Except these People
Except brown people. I could count only 1 person in the entire process. That seems weird thinking they represent as big of a racial group. Do they hate dancing?
That's not true. I was in a South Asian dance group back in university. Being the only non-brown in the group of 32 people, I was breathing their culture. And, it was such a surprise to me, how vibrant their dance community is. What was surprising was their heat was completely invisible to outsiders. It was not rare to find dancers who started practicing since 7 or 8, similar to how parents send their kids to ballet school.
The only difference is they take pride in their traditional dance. Their degree of dedication is not comparable to any other major ethnic groups. So, they end up not coming out much to the street dance scene.
Respect to Black Culture
Before closing the post, I need to pay extra respect to the black community.
You can name all kinds of street dancing from hiphop, house, popping, locking, waacking... In all street style genres, the forerunners like Elite Force, The Lockers, Electric Boogaloos are almost all black. There's no innate ability that turned them into the formidable dancers. Instead, it's the black culture that was particularly unique in 1970s, 80s, and 90s in US, that made them revolutionary. We need to pay deep respect for those originators.
Now, time has shifted a little. Originated in small neighborhoods of America, the dances have spread out across the globe from France to China making it an international phenomenon.

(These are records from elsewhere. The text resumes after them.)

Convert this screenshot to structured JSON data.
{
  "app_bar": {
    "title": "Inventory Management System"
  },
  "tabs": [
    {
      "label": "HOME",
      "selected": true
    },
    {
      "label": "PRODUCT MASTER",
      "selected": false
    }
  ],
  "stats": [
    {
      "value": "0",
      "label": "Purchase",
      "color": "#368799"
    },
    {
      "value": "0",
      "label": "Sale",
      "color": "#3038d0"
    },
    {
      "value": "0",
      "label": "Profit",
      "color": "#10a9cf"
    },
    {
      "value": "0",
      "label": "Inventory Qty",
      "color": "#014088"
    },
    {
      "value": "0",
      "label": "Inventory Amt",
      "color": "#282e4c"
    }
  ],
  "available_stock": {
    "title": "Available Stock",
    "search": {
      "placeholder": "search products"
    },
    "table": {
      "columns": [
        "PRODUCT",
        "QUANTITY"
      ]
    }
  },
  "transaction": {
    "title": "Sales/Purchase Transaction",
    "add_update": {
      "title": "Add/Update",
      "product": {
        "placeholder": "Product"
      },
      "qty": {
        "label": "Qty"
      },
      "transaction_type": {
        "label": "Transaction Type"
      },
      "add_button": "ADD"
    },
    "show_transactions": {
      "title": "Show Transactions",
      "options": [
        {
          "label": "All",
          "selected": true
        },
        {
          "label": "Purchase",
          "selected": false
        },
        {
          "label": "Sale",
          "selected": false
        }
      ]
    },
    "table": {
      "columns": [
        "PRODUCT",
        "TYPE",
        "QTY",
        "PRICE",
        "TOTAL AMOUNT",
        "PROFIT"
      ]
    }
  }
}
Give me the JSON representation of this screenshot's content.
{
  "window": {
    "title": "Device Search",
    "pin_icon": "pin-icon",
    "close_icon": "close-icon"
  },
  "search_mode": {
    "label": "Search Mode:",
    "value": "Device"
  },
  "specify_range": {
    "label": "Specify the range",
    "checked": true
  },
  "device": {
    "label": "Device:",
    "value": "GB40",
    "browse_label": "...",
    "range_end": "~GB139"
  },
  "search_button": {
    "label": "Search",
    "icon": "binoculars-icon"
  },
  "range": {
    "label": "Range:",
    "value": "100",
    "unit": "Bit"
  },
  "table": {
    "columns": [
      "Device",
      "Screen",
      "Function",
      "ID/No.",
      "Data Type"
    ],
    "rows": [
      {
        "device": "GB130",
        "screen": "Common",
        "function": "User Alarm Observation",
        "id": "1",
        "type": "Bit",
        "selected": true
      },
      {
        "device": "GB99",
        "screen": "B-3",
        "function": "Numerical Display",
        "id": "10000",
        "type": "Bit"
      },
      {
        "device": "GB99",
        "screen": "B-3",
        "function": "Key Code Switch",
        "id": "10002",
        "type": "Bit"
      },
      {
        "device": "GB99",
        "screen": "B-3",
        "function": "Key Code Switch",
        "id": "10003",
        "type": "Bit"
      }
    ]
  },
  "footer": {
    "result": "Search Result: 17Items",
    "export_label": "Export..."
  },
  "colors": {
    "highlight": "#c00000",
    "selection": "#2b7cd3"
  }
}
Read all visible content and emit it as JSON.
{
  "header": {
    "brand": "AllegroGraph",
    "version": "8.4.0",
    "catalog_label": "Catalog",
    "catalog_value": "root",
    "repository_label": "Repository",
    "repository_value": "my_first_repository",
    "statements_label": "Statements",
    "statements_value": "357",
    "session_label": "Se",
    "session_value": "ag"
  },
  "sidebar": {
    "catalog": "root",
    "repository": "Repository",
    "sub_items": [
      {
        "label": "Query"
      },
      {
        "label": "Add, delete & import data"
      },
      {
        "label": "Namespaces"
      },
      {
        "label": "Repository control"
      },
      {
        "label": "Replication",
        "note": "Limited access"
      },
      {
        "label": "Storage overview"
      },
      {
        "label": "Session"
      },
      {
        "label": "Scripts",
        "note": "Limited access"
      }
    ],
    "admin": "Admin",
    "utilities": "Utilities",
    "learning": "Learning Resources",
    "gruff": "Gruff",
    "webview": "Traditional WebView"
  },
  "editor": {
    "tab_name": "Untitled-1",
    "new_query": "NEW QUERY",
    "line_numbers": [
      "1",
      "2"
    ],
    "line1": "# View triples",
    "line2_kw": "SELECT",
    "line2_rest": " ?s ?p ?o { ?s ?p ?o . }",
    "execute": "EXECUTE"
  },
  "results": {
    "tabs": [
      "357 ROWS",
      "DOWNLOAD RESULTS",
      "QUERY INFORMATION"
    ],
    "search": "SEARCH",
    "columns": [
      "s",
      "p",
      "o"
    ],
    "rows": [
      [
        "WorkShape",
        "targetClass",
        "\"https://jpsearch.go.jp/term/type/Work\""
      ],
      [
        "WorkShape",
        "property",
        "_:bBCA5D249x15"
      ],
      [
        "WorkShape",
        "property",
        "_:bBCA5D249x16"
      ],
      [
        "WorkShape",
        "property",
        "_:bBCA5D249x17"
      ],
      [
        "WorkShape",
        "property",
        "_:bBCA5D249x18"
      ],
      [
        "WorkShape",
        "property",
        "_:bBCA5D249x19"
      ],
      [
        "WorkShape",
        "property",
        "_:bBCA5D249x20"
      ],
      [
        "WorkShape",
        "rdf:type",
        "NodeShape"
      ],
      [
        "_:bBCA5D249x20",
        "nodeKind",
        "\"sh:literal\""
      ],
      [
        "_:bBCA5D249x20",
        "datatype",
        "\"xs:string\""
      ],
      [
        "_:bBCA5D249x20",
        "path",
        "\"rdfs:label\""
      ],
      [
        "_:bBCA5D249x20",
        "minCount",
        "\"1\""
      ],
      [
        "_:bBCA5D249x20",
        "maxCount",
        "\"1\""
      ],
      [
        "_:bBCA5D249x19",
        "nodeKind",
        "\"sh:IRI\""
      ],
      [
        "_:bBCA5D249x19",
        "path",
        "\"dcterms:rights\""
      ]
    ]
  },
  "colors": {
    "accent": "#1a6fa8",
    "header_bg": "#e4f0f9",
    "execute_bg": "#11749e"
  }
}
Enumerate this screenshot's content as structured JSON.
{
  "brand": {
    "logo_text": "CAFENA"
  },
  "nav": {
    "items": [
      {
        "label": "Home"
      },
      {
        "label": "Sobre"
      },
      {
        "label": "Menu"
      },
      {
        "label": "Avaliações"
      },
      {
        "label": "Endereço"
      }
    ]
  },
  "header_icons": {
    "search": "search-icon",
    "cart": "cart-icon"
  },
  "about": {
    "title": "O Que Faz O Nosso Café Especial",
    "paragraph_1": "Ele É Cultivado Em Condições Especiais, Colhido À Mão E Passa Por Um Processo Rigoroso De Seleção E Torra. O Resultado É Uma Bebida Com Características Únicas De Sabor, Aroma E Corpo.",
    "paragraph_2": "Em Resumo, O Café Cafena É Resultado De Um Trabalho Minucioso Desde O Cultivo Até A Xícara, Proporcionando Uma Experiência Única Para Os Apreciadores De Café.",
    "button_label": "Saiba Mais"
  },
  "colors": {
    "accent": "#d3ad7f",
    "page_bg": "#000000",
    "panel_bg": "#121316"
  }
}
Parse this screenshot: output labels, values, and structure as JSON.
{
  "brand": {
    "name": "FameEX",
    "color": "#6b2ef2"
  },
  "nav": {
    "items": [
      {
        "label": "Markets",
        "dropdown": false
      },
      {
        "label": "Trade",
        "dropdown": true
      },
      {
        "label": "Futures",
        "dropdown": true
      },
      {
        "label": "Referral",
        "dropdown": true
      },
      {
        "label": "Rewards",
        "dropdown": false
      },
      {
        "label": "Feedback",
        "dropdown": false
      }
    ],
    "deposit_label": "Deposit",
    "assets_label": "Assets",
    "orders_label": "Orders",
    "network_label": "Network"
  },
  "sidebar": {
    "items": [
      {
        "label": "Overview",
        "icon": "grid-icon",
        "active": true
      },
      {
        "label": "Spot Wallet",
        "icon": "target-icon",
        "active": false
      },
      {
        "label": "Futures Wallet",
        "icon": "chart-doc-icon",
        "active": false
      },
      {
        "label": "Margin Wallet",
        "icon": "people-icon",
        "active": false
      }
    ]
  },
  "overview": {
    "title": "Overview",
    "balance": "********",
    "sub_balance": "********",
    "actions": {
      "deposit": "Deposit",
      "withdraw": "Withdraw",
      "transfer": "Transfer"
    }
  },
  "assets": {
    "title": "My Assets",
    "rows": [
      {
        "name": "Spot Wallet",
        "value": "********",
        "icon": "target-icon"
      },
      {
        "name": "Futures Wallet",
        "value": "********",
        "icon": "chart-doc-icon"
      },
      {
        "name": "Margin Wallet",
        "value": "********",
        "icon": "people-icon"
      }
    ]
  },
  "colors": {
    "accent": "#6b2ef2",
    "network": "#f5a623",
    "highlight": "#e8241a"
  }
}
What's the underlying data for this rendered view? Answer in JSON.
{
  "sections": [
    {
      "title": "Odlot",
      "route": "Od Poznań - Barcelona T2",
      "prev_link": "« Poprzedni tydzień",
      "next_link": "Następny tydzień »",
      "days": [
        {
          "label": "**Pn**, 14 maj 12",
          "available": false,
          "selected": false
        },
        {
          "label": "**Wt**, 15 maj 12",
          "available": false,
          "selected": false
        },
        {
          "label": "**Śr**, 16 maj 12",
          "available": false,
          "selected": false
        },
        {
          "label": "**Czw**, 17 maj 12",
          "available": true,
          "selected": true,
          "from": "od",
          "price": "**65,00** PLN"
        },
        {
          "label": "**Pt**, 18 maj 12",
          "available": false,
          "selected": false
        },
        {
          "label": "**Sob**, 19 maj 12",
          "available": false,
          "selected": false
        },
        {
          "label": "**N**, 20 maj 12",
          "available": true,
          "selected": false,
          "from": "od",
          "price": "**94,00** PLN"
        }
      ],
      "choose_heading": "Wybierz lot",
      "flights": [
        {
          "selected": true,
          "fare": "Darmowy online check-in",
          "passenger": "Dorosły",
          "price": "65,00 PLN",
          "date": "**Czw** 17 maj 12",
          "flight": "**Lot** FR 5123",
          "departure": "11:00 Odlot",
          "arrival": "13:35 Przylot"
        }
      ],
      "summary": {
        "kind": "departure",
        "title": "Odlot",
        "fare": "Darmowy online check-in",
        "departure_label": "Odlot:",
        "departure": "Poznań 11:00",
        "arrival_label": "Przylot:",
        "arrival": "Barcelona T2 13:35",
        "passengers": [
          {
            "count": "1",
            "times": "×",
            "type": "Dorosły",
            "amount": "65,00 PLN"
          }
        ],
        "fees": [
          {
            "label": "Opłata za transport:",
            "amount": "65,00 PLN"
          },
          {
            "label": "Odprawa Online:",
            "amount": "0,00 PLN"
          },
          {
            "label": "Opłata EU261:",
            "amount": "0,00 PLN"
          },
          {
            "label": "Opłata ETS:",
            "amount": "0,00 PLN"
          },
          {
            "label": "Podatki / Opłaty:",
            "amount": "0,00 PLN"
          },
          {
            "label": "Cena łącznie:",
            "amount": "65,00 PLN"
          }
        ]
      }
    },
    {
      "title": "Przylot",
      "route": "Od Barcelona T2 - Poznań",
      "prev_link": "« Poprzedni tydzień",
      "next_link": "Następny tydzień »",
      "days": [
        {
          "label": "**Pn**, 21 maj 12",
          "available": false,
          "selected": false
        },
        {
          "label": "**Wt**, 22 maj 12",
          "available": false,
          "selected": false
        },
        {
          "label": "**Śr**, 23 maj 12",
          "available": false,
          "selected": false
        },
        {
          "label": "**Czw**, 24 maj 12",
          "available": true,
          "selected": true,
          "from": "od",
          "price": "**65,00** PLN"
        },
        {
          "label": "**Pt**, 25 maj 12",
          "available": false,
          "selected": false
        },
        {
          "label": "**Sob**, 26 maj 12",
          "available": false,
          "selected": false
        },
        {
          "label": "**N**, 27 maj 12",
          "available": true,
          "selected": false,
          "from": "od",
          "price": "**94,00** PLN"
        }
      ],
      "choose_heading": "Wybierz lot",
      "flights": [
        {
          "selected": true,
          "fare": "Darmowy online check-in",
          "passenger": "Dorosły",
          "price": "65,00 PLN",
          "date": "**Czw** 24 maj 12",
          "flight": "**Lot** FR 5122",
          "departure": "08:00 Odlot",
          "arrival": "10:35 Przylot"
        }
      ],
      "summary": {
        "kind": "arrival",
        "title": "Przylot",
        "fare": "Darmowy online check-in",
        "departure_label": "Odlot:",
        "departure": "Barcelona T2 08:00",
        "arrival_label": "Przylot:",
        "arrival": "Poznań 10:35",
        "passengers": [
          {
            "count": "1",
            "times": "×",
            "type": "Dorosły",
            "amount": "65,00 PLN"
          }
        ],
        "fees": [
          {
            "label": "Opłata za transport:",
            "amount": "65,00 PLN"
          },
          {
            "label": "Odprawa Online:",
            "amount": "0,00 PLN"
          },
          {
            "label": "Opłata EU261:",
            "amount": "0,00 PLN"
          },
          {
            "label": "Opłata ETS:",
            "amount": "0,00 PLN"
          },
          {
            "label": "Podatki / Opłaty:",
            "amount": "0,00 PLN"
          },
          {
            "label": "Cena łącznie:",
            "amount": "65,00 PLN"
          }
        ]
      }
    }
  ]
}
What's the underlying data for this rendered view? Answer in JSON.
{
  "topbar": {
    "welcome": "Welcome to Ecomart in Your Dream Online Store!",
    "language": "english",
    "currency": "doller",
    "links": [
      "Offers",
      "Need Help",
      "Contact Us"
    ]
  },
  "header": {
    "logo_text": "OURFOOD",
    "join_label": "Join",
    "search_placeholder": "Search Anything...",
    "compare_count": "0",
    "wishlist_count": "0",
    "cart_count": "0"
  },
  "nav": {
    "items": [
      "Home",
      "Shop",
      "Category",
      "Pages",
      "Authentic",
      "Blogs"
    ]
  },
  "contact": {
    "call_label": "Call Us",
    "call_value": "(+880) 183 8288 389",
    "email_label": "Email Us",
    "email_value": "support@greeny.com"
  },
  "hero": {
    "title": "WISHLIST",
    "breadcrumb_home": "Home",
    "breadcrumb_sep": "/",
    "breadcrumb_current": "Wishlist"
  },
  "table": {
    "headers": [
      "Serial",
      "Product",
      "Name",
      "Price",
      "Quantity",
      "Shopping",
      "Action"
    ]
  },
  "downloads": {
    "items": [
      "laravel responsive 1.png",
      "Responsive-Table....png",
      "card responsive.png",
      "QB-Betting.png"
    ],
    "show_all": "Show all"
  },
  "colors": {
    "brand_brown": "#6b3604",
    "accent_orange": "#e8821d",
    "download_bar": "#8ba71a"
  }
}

Today, the scene is becoming diverse more than ever. It's everybody's thing now. We need to push this new reality into the mainstream. Personally, I would love to see everyone participating equally regardless of your racial background.
I'm talking to you the majority white:p